Paul Greenberg

We were hoping he could speak at our editorial writers' convention here in Little Rock this coming September. We had him down tentatively - and what mortal can make plans that aren't tentative? - as the speaker for our final dinner. He'd have been perfect. Having been commentator and newsmaker at different times in his career, he knew both sides of the street.

Tony Snow had worked his way through various editorial writing slots - from the Greensboro (N.C.) Record to the Detroit News to the Washington Times - before becoming a fixture on the nightly news as White House press secretary. You wouldn't have known it by his ever-boyish manner, but he'd been around.

Tony said he'd try to make it to Little Rock, even though we both knew the chances were iffy; he'd already taken a couple of leaves of absence to fight his cancer. But you could tell he meant it. No one ever heard Tony say anything he didn't mean, except perhaps in wry jest.

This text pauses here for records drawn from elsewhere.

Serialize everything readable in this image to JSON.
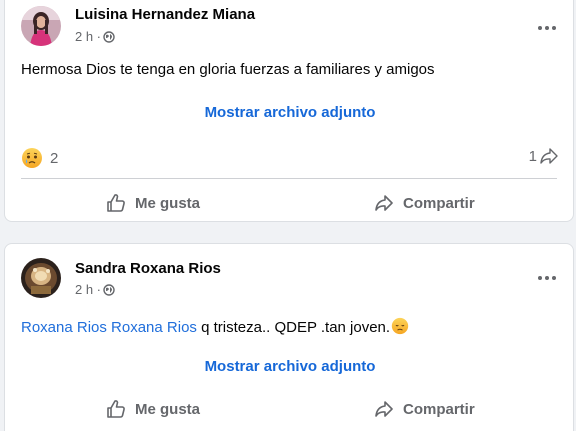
{
  "colors": {
    "page_background": "#f0f2f5",
    "card_background": "#ffffff",
    "link_blue": "#1668d8",
    "secondary_text": "#65676b"
  },
  "posts": [
    {
      "author": "Luisina Hernandez Miana",
      "time": "2 h ·",
      "privacy_icon": "globe-icon",
      "text": "Hermosa Dios te tenga en gloria fuerzas a familiares y amigos",
      "attachment_link": "Mostrar archivo adjunto",
      "reaction_icon": "sad-reaction-icon",
      "reaction_count": "2",
      "share_count": "1",
      "like_label": "Me gusta",
      "share_label": "Compartir"
    },
    {
      "author": "Sandra Roxana Rios",
      "time": "2 h ·",
      "privacy_icon": "globe-icon",
      "mention": "Roxana Rios Roxana Rios",
      "text": " q tristeza.. QDEP .tan joven.",
      "attachment_link": "Mostrar archivo adjunto",
      "like_label": "Me gusta",
      "share_label": "Compartir"
    }
  ]
}
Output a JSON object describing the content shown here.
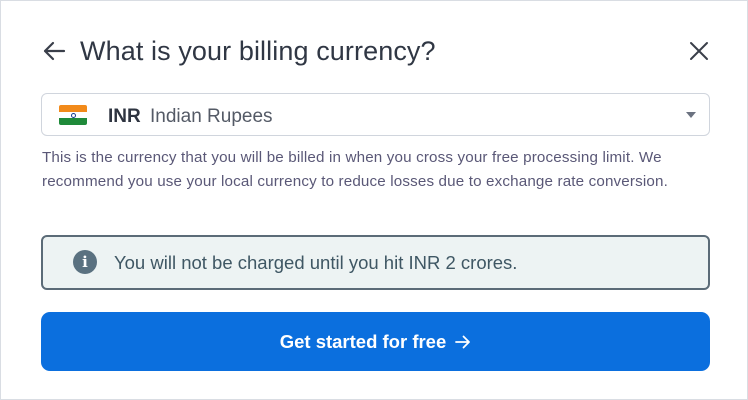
{
  "dialog": {
    "title": "What is your billing currency?",
    "back_icon": "arrow-left-icon",
    "close_icon": "close-icon"
  },
  "currency_select": {
    "flag_icon": "india-flag-icon",
    "code": "INR",
    "name": "Indian Rupees",
    "caret_icon": "caret-down-icon"
  },
  "help_text": "This is the currency that you will be billed in when you cross your free processing limit. We recommend you use your local currency to reduce losses due to exchange rate conversion.",
  "notice": {
    "icon": "info-icon",
    "icon_glyph": "i",
    "text": "You will not be charged until you hit INR 2 crores."
  },
  "cta": {
    "label": "Get started for free",
    "arrow_icon": "arrow-right-icon"
  },
  "colors": {
    "primary": "#0b6fde",
    "notice_bg": "#edf3f3",
    "notice_border": "#5b6b77",
    "help_text": "#5a5877"
  }
}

Recalling his last appearance here, he added that Little Rock would always hold a special place in his affections. Years ago he'd agreed to take part in an event at Wildwood, our local arts center in the woods. It was another one of those seminars on the Fourth Estate and Its Role in American Society. I can barely remember what was said (it was all duly eloquent) but I'll never forget Tony's standing there alongside Arkansas' own Richard S. Arnold, the greatest jurist never to serve on the U.S. Supreme Court since Learned Hand.

What a contrast: Judge Arnold, who had the demeanor, learning and moderation of a wise old man even when he was a young one - all of which he carried with a light grace - was standing there next to Tony, who would remain the very picture of Young America even while the cancer and chemo took their toll on his appearance - but never on his spirit.

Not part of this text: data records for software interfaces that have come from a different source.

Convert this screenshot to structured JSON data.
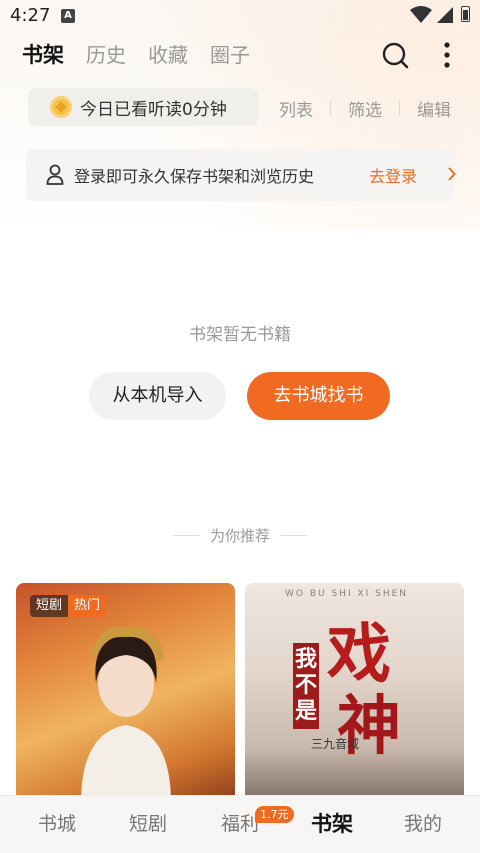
{
  "status_bar": {
    "time": "4:27",
    "notif_icon_letter": "A"
  },
  "top_tabs": [
    {
      "label": "书架",
      "active": true
    },
    {
      "label": "历史",
      "active": false
    },
    {
      "label": "收藏",
      "active": false
    },
    {
      "label": "圈子",
      "active": false
    }
  ],
  "reading": {
    "text": "今日已看听读0分钟"
  },
  "toolbar": {
    "list": "列表",
    "filter": "筛选",
    "edit": "编辑"
  },
  "login_banner": {
    "text": "登录即可永久保存书架和浏览历史",
    "link": "去登录"
  },
  "empty": {
    "message": "书架暂无书籍",
    "import_button": "从本机导入",
    "store_button": "去书城找书"
  },
  "recommend": {
    "title": "为你推荐",
    "cards": [
      {
        "tags": [
          "短剧",
          "热门"
        ]
      },
      {
        "cover_title_1": "戏",
        "cover_title_2": "神",
        "cover_side": "我不是",
        "publisher": "三九音域",
        "top_text": "WO BU SHI XI SHEN"
      }
    ]
  },
  "bottom_nav": [
    {
      "label": "书城",
      "active": false
    },
    {
      "label": "短剧",
      "active": false
    },
    {
      "label": "福利",
      "active": false,
      "badge": "1.7元"
    },
    {
      "label": "书架",
      "active": true
    },
    {
      "label": "我的",
      "active": false
    }
  ],
  "colors": {
    "accent": "#f06a22"
  }
}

Game was the word for Tony, whether he was playing with his band or taking on his next gig in the news business. Editorials, syndicated columns, Fox News, the White House he'd done it all.

Tony almost didn't make it to Wildwood that day. His flight was late (of course) and we were afraid we'd have to start with our star attraction stuck somewhere in traffic on I-630. The audience was already filling the place and the sound checks had begun. This was going to be embarrassing.

Paul Greenberg

Pulitzer Prize-winning Paul Greenberg, one of the most respected and honored commentators in America, is the editorial page editor of the Arkansas Democrat-Gazette.